La Raza Galeria Posada introduced the public Saturday to its latest incarnation in its 40-year history a new location on an unassuming 2-acre lot on Front Street next to Sacramento's Miller Park.
It did so with an all-day fundraiser with acts such as Ballet Folklorico Nube de Oro, Fusion Latina Dance Company and LuvTaxi performing.
The 2,000-square-foot aluminum building, once a Parks and Recreation corporation yard office, now houses La Raza's offices and galleries.
The rough-hewn nature of the site and building is a plus for Marie Acosta, La Raza's executive director.
"Just the interior says industrial arts space to me," Acosta said.
Over its four decades, the organization has had many homes, including a stint at the Heilbron Mansion at Seventh and O streets. Until the move to Miller Park this spring, the nonprofit had been renting a small retail space in midtown.
Its current location, dubbed the Miller Park Art Complex, is nestled between a police horse stable and several large fuel tanks owned by Conoco-Phillips.
Many in attendance Saturday were growing fond of the site, including Andrea "Yaya" Porras, an art curator and art installer.
"I'm very proud of La Raza for regenerating their efforts. I'm proud it's not going anywhere other than toward reincarnation," Porras said. "I think it's wonderful that its doors will now open to new people while still staying open to people that are part of its roots."

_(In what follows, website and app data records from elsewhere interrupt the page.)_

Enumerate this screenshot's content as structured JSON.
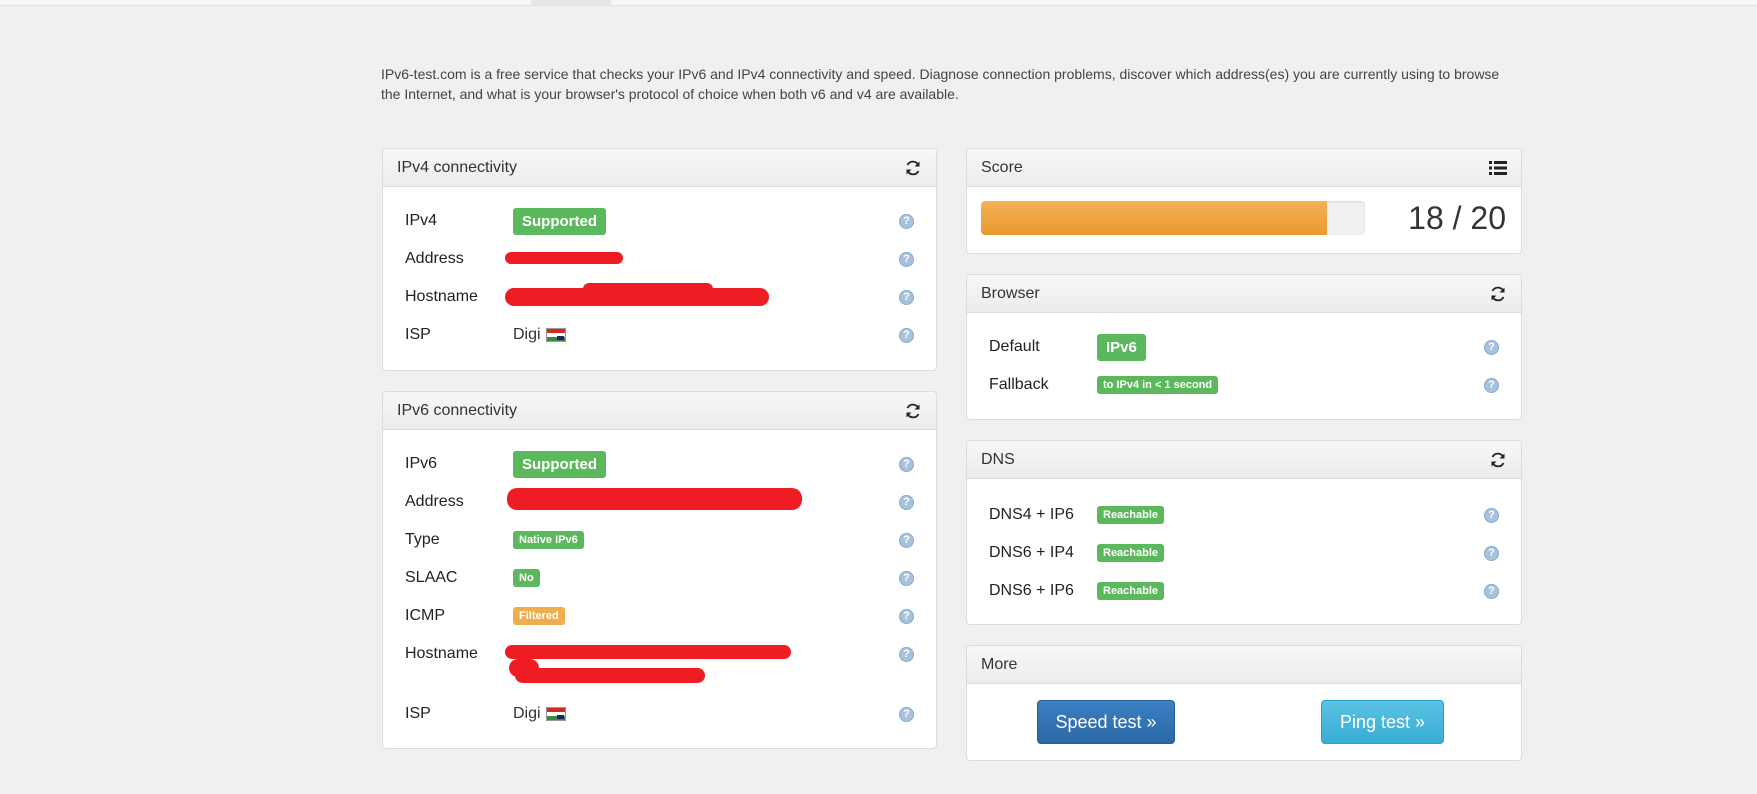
{
  "intro_text": "IPv6-test.com is a free service that checks your IPv6 and IPv4 connectivity and speed. Diagnose connection problems, discover which address(es) you are currently using to browse the Internet, and what is your browser's protocol of choice when both v6 and v4 are available.",
  "ipv4": {
    "title": "IPv4 connectivity",
    "rows": {
      "ipv4_label": "IPv4",
      "ipv4_value": "Supported",
      "address_label": "Address",
      "hostname_label": "Hostname",
      "isp_label": "ISP",
      "isp_value": "Digi"
    }
  },
  "ipv6": {
    "title": "IPv6 connectivity",
    "rows": {
      "ipv6_label": "IPv6",
      "ipv6_value": "Supported",
      "address_label": "Address",
      "type_label": "Type",
      "type_value": "Native IPv6",
      "slaac_label": "SLAAC",
      "slaac_value": "No",
      "icmp_label": "ICMP",
      "icmp_value": "Filtered",
      "hostname_label": "Hostname",
      "isp_label": "ISP",
      "isp_value": "Digi"
    }
  },
  "score": {
    "title": "Score",
    "text": "18 / 20",
    "fraction": 0.9
  },
  "browser": {
    "title": "Browser",
    "default_label": "Default",
    "default_value": "IPv6",
    "fallback_label": "Fallback",
    "fallback_value": "to IPv4 in < 1 second"
  },
  "dns": {
    "title": "DNS",
    "rows": [
      {
        "label": "DNS4 + IP6",
        "value": "Reachable"
      },
      {
        "label": "DNS6 + IP4",
        "value": "Reachable"
      },
      {
        "label": "DNS6 + IP6",
        "value": "Reachable"
      }
    ]
  },
  "more": {
    "title": "More",
    "speed_test": "Speed test »",
    "ping_test": "Ping test »"
  },
  "colors": {
    "success": "#5cb85c",
    "warning": "#f0ad4e",
    "primary": "#337ab7",
    "info": "#5bc0de",
    "redaction": "#ee1d23"
  },
  "icons": {
    "refresh": "refresh-icon",
    "list": "list-icon",
    "help": "help-icon",
    "flag": "hungary-flag-icon"
  }
}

The move to Miller Park was meant to ease vexing financial difficulties. Last October Mario Gutierrez, its board president, said the organization, which operates on a $150,000 budget, needed to raise $50,000 or it would be forced to lay off staff and close its doors.
Securing the new space, which La Raza will rent from the city of Sacramento for roughly $400 a month, may prove a boon to the organization.

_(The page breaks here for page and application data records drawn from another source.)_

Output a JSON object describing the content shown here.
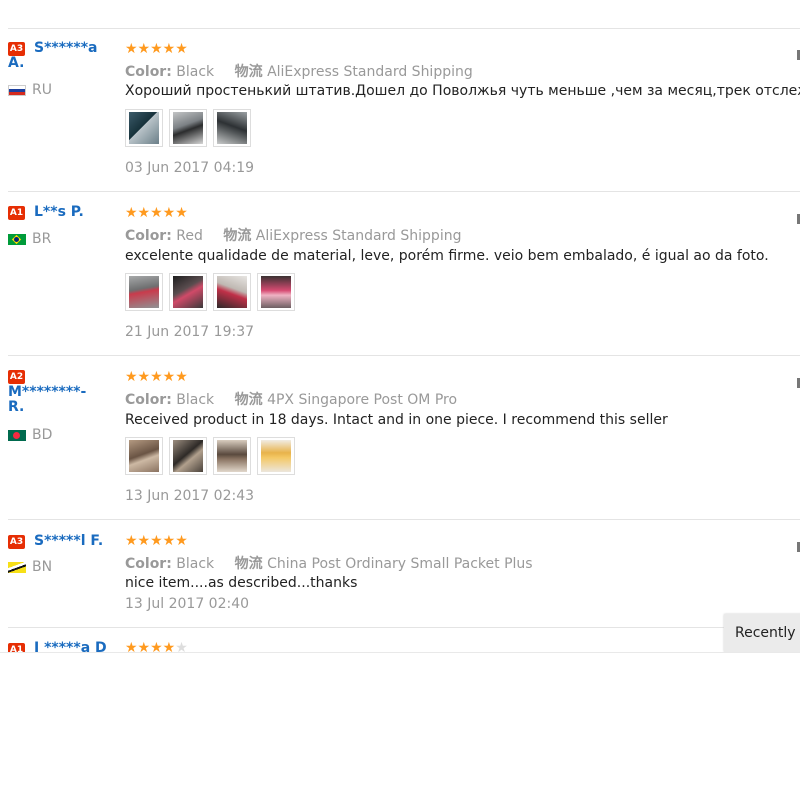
{
  "reviews": [
    {
      "level": "A3",
      "buyer": "S******a\nA.",
      "country": "RU",
      "rating": "★★★★★",
      "color_label": "Color:",
      "color_value": "Black",
      "shipping_label": "物流",
      "shipping_value": "AliExpress Standard Shipping",
      "comment": "Хороший простенький штатив.Дошел до Поволжья чуть меньше ,чем за месяц,трек отслеживался",
      "photos": [
        "photo-1",
        "photo-2",
        "photo-3"
      ],
      "date": "03 Jun 2017 04:19"
    },
    {
      "level": "A1",
      "buyer": "L**s P.",
      "country": "BR",
      "rating": "★★★★★",
      "color_label": "Color:",
      "color_value": "Red",
      "shipping_label": "物流",
      "shipping_value": "AliExpress Standard Shipping",
      "comment": "excelente qualidade de material, leve, porém firme. veio bem embalado, é igual ao da foto.",
      "photos": [
        "photo-1",
        "photo-2",
        "photo-3",
        "photo-4"
      ],
      "date": "21 Jun 2017 19:37"
    },
    {
      "level": "A2",
      "buyer": "M********-\nR.",
      "country": "BD",
      "rating": "★★★★★",
      "color_label": "Color:",
      "color_value": "Black",
      "shipping_label": "物流",
      "shipping_value": "4PX Singapore Post OM Pro",
      "comment": "Received product in 18 days. Intact and in one piece. I recommend this seller",
      "photos": [
        "photo-1",
        "photo-2",
        "photo-3",
        "photo-4"
      ],
      "date": "13 Jun 2017 02:43"
    },
    {
      "level": "A3",
      "buyer": "S*****l F.",
      "country": "BN",
      "rating": "★★★★★",
      "color_label": "Color:",
      "color_value": "Black",
      "shipping_label": "物流",
      "shipping_value": "China Post Ordinary Small Packet Plus",
      "comment": "nice item....as described...thanks",
      "photos": [],
      "date": "13 Jul 2017 02:40"
    },
    {
      "level": "A1",
      "buyer": "I *****a D",
      "rating": "★★★★",
      "rating_empty": "★"
    }
  ],
  "recently_viewed_label": "Recently Viewed",
  "colors": {
    "level_badge": "#e62e04",
    "buyer_link": "#1a6bbf",
    "star": "#ff9a1f",
    "muted_text": "#999999",
    "divider": "#e4e4e4",
    "recently_viewed_bg": "#ebebeb"
  }
}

"We got that deal because of the condition of the building and the expectation that we would take care of and upgrade the site," Acosta said.
Upgrades are definitely planned for the site, she said.
The organization has three artists studios set up in the building. It is planning raise revenue by renting out a large entry room for workshops and rehearsals.
So far La Raza has rented the room as a rehearsal space to the Images Theatre Company.
"The board has discussed the vision of making this our home and the home of other organizations that don't have homes or can't afford their rent, making this more of an artists collective. That's a long-term goal," Acosta said.
Before that can be done, Acosta said, the nonprofit hopes to raise $70,000 to renovate the space, which does not offer adequate central air conditioning or heat.
"Nonetheless, I love it here and the space is really working for us right now," she said.
"My greatest dream is to build this building up so that we can even have artist housing," Acosta said.
The move to the new building proved controversial when it was announced. Some, like county Supervisor Phil Serna, a crucial La Raza supporter, expressed concern that La Raza's departure from midtown would distance it too much from the city's art gallery scene.
Acosta said the nonprofit would continue some of its midtown activities, including its popular Dia de los Muertos event in midtown scheduled for November.